It gives the German bishops a financial stake in the status quo. The bishops want their Church to stay established—and that means suppressing, as much as possible, any elements of the faith that might alienate nominal Catholics or require too much from Church employees. It means being attuned to the current Lebenswirklichkeit.
Not just attuned to it, but solicitous of it. Extensive cooperation between a Church and a modern secular state, such as we see in Germany, cannot fail to have doctrinal consequences. The German bishops’ anxious concern for Lebenswirklichkeit, adapting doctrine and discipline to the contemporary cultural consensus, is meant to protect the Church’s favored and financially rewarding position. The status quo has been maintained so far, but at the cost of a radical revision of the doctrine of revelation formulated by Trent, Vatican I, and Vatican II. The German approach cannot distinguish the positive elements of Lebenswirklichkeit from those incompatible with the faith.
Lebenswirklichkeit has its proper role as part of the “living tradition” spoken of by Vatican II. This sense of tradition, as flowing from Scripture and in part preceding it, must be recovered. This ecclesial Lebenswirklichkeit is not a general experience of life, certainly not the secular world’s sense of life’s reality. It is rather the Church’s experience of life—of the new life made possible in Christ—and it helps us live our faith amid the realities of our world, which the divine revelation came to purify, heal, and sanctify. “Do not be conformed to this world but be transformed by the renewal of your mind, that you may prove what is the will of God, what is good and acceptable and perfect” (Rom. 12:2).

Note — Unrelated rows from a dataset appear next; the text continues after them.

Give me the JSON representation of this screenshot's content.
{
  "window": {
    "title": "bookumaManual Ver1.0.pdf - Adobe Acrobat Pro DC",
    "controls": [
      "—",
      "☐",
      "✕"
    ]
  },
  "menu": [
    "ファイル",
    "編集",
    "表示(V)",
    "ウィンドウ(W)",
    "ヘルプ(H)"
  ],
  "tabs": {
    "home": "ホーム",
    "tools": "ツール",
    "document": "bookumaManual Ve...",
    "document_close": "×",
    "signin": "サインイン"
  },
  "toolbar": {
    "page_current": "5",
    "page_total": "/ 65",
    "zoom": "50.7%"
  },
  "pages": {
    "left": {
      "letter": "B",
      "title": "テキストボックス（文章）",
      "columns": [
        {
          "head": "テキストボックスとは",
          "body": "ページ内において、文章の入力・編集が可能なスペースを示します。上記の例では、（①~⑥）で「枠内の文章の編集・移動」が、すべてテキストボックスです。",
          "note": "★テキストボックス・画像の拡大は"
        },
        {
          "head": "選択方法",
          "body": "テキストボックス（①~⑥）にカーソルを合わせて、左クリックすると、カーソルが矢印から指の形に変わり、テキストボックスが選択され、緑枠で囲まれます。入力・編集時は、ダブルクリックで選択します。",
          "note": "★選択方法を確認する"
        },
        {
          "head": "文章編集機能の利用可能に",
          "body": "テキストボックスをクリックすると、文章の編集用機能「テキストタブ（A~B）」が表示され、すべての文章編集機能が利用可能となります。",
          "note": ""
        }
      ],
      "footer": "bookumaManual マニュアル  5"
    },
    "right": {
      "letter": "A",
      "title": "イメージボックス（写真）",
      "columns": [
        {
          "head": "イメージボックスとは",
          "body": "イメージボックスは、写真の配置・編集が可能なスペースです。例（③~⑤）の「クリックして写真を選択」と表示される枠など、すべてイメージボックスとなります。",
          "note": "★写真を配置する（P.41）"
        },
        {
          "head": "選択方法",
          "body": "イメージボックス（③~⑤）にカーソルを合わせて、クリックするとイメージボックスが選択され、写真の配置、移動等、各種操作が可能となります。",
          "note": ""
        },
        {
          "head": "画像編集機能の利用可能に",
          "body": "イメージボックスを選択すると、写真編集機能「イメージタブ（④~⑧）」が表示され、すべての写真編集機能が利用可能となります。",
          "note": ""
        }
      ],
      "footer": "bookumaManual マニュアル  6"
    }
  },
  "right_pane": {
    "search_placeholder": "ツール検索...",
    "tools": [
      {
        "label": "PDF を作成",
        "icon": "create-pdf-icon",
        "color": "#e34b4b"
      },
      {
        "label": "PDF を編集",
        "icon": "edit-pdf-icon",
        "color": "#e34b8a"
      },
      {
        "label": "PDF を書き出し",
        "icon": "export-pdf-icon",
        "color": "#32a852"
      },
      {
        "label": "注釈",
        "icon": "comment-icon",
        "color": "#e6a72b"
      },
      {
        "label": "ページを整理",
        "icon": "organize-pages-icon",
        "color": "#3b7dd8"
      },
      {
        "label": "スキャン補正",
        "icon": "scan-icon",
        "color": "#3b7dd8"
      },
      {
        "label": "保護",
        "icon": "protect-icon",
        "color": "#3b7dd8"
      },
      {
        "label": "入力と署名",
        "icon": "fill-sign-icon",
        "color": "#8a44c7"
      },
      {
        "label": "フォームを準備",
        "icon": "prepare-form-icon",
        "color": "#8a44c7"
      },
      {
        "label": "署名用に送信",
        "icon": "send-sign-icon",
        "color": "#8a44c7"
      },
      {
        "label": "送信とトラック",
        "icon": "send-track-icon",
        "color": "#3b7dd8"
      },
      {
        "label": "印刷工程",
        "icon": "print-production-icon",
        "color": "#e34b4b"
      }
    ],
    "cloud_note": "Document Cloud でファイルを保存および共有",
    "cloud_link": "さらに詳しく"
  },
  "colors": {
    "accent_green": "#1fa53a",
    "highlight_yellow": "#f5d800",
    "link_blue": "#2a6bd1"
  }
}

Where your treasure is, there will your heart be also” (Luke 12:34). Where the money comes from and how it is spent tell us a great deal about the Church in a given age. Pope Benedict, during his final visit to Germany, emphasized that the Church in her concrete history “becomes self-satisfied, settles down in this world, becomes self-sufficient and adapts herself to the standards of the world”:
Not infrequently, she gives greater weight to organization and institutionalization than to her vocation to openness towards God, her vocation to opening up the world towards the other. In order to accomplish her true task adequately, the Church must constantly renew the effort to detach herself from her tendency towards worldliness and once again to become open towards God. In this she follows the words of Jesus: “They are not of the world, even as I am not of the world” (John 17:16), and in precisely this way he gives himself to the world.
This is a challenge for the whole Church, of course, but especially for the well-funded Church in Germany. (I leave it to American Catholics to discern how Benedict’s words apply to them.) It is clear that the German-led accommodation of those who do not live according to biblical and traditional precepts arises, at least in part, from an effort to shore up the position—entitled, but increasingly precarious—of the German Church. German theology defers to Lebenswirklichkeit because, if it ever gets on the wrong side of the realities of life in contemporary Germany, those realities will make good on their threats to the Church’s coffers and to her accustomed role in society.
It is regrettable, if hardly surprising, that the Church in Germany has not testified fearlessly to the hope that is in believing Christians. She seems, instead, more subject to public opinion than do other, less established churches. But the rights of the German Church stem from the strong and long-standing presence of the Church in German society—a presence for which Catholics had to work, and fight, and suffer. The effect of these rights should be to make Germany more Christian, not to make the Church more German.
Msgr. Hans Feichtinger is the pastor of St. George's Parish in Ottawa. He previously worked at the Vatican for the Congregation for the Doctrine of the Faith.